It is a collection of memories and artefacts that brings to light some of the unique histories of local residents who served in uniform and on the home front. With no living survivors to share their stories and experiences, the exhibition will consist of materials donated by residents, archives, collections and the descendants of local people, and will include photographs, letters from the front, newspaper cuttings, audio visual material and much more.”

Bath Central Library

Bath Central Library

The exhibition will tell a range of stories relating to the period, such as letters from the front penned by William Young, who is remembered on the Royal Victoria Park War Memorial in Bath; diary entries detailing a soldier’s journey to Gosport; and memorabilia of Oliver Brooks from Paulton who received the Victoria Cross; as well as a digital portrait of Harry Patch, who lived at Combe Down near Bath, and who was longest surviving British veteran to have fought in the First World War trenches. Harry passed away in 2009 aged 111.

Bath Central Library is at 19 The Podium, Northgate St, City Centre, Bath BA1 5AL. The entrance to the library can be found by taking the escalator, stair or lift in Waitrose to the first floor.

People who are unable to attend can also see many of the artefacts on the exhibition blog which can be found at http://ww1remembered.wordpress.com

If you would like further information, contact Exhibition Organiser, Claire Sharpe, by email at WW1CentenaryBath@gmail.com or on 07730 594 345.

No 1 needs volunteers!

No 1 needs volunteers!

It’s a pleasure to reproduce an email received from Anna White at No 1 Royal Crescent.No 1 Royal Crescent

‘Dear Virtual Museum, we’d be very grateful if you could find place for this on your site / social networking

No. 1 Royal Crescent, Winner of the Best Large Visitor Attraction in Bath is looking for Volunteers!

Now open 7 days a week and with visitor numbers increasing since the £5 million ‘Whole Story’ renovation project, which saw No. 1 ‘reunited’ with No. 1a the museum is calling on local residents, with an interest in the history of Bath to join their team, as volunteer Room Guides.

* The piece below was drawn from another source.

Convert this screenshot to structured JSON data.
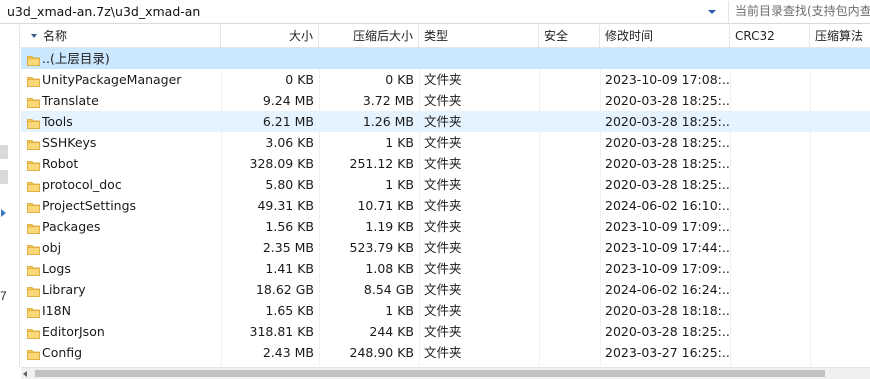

Full training and some travel expenses are covered. For more information contact Anna White on 01225 428 126 or email annawhitebpt@gmail.com’